> DATA
%%

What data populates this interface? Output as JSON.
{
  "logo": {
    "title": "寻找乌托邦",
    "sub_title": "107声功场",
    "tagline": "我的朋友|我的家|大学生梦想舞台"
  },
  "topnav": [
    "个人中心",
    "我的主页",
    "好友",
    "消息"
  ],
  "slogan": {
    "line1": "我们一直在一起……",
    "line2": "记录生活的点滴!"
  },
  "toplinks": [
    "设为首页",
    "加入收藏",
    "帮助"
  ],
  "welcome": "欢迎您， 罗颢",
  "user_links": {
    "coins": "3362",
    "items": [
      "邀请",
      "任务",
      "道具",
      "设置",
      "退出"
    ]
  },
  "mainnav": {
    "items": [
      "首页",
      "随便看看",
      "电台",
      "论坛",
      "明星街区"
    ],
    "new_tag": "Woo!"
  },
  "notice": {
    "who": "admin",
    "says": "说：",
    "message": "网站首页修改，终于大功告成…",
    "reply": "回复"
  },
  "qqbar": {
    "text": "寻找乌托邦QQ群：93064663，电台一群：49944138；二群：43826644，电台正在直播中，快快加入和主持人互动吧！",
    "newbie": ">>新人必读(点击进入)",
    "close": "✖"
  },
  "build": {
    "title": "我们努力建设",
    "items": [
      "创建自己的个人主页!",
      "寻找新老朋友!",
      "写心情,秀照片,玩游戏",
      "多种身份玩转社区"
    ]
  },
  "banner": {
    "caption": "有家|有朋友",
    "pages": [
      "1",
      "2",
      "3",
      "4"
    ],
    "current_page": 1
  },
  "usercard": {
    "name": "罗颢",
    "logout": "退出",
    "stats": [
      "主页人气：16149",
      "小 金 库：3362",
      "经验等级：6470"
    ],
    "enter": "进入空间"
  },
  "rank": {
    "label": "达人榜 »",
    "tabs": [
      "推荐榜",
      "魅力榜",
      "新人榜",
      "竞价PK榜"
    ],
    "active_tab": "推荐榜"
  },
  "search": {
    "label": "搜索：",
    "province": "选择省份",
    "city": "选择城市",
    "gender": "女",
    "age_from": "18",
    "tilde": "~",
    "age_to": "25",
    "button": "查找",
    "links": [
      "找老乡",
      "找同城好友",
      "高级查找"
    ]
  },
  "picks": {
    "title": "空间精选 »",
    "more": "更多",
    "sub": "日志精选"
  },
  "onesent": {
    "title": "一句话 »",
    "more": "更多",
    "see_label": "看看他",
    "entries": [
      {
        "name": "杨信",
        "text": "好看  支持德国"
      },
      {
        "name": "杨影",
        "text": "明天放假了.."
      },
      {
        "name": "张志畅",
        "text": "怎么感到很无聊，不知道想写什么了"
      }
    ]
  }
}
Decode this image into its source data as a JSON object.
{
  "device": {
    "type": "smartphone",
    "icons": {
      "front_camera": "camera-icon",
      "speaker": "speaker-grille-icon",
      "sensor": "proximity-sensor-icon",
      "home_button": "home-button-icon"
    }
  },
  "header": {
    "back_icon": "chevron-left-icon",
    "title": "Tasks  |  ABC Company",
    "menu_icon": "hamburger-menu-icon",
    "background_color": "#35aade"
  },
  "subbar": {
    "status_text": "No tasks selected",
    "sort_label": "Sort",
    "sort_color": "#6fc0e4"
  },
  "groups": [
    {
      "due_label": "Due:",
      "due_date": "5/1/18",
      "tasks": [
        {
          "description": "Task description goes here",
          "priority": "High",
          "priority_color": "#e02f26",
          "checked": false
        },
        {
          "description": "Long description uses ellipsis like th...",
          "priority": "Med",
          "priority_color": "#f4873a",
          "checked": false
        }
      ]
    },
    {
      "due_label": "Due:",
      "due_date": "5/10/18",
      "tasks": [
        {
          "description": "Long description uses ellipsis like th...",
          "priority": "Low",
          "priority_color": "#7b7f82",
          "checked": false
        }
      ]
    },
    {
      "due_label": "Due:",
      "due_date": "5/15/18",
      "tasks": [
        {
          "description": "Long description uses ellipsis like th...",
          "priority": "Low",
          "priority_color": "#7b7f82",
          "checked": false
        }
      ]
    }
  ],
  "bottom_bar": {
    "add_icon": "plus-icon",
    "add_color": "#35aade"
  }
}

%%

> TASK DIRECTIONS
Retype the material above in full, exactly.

> OUTPUT FOR THIS EXERCISE
What data populates this interface? Output as JSON.
{
  "logo": {
    "title": "寻找乌托邦",
    "sub_title": "107声功场",
    "tagline": "我的朋友|我的家|大学生梦想舞台"
  },
  "topnav": [
    "个人中心",
    "我的主页",
    "好友",
    "消息"
  ],
  "slogan": {
    "line1": "我们一直在一起……",
    "line2": "记录生活的点滴!"
  },
  "toplinks": [
    "设为首页",
    "加入收藏",
    "帮助"
  ],
  "welcome": "欢迎您， 罗颢",
  "user_links": {
    "coins": "3362",
    "items": [
      "邀请",
      "任务",
      "道具",
      "设置",
      "退出"
    ]
  },
  "mainnav": {
    "items": [
      "首页",
      "随便看看",
      "电台",
      "论坛",
      "明星街区"
    ],
    "new_tag": "Woo!"
  },
  "notice": {
    "who": "admin",
    "says": "说：",
    "message": "网站首页修改，终于大功告成…",
    "reply": "回复"
  },
  "qqbar": {
    "text": "寻找乌托邦QQ群：93064663，电台一群：49944138；二群：43826644，电台正在直播中，快快加入和主持人互动吧！",
    "newbie": ">>新人必读(点击进入)",
    "close": "✖"
  },
  "build": {
    "title": "我们努力建设",
    "items": [
      "创建自己的个人主页!",
      "寻找新老朋友!",
      "写心情,秀照片,玩游戏",
      "多种身份玩转社区"
    ]
  },
  "banner": {
    "caption": "有家|有朋友",
    "pages": [
      "1",
      "2",
      "3",
      "4"
    ],
    "current_page": 1
  },
  "usercard": {
    "name": "罗颢",
    "logout": "退出",
    "stats": [
      "主页人气：16149",
      "小 金 库：3362",
      "经验等级：6470"
    ],
    "enter": "进入空间"
  },
  "rank": {
    "label": "达人榜 »",
    "tabs": [
      "推荐榜",
      "魅力榜",
      "新人榜",
      "竞价PK榜"
    ],
    "active_tab": "推荐榜"
  },
  "search": {
    "label": "搜索：",
    "province": "选择省份",
    "city": "选择城市",
    "gender": "女",
    "age_from": "18",
    "tilde": "~",
    "age_to": "25",
    "button": "查找",
    "links": [
      "找老乡",
      "找同城好友",
      "高级查找"
    ]
  },
  "picks": {
    "title": "空间精选 »",
    "more": "更多",
    "sub": "日志精选"
  },
  "onesent": {
    "title": "一句话 »",
    "more": "更多",
    "see_label": "看看他",
    "entries": [
      {
        "name": "杨信",
        "text": "好看  支持德国"
      },
      {
        "name": "杨影",
        "text": "明天放假了.."
      },
      {
        "name": "张志畅",
        "text": "怎么感到很无聊，不知道想写什么了"
      }
    ]
  }
}
Decode this image into its source data as a JSON object.
{
  "device": {
    "type": "smartphone",
    "icons": {
      "front_camera": "camera-icon",
      "speaker": "speaker-grille-icon",
      "sensor": "proximity-sensor-icon",
      "home_button": "home-button-icon"
    }
  },
  "header": {
    "back_icon": "chevron-left-icon",
    "title": "Tasks  |  ABC Company",
    "menu_icon": "hamburger-menu-icon",
    "background_color": "#35aade"
  },
  "subbar": {
    "status_text": "No tasks selected",
    "sort_label": "Sort",
    "sort_color": "#6fc0e4"
  },
  "groups": [
    {
      "due_label": "Due:",
      "due_date": "5/1/18",
      "tasks": [
        {
          "description": "Task description goes here",
          "priority": "High",
          "priority_color": "#e02f26",
          "checked": false
        },
        {
          "description": "Long description uses ellipsis like th...",
          "priority": "Med",
          "priority_color": "#f4873a",
          "checked": false
        }
      ]
    },
    {
      "due_label": "Due:",
      "due_date": "5/10/18",
      "tasks": [
        {
          "description": "Long description uses ellipsis like th...",
          "priority": "Low",
          "priority_color": "#7b7f82",
          "checked": false
        }
      ]
    },
    {
      "due_label": "Due:",
      "due_date": "5/15/18",
      "tasks": [
        {
          "description": "Long description uses ellipsis like th...",
          "priority": "Low",
          "priority_color": "#7b7f82",
          "checked": false
        }
      ]
    }
  ],
  "bottom_bar": {
    "add_icon": "plus-icon",
    "add_color": "#35aade"
  }
}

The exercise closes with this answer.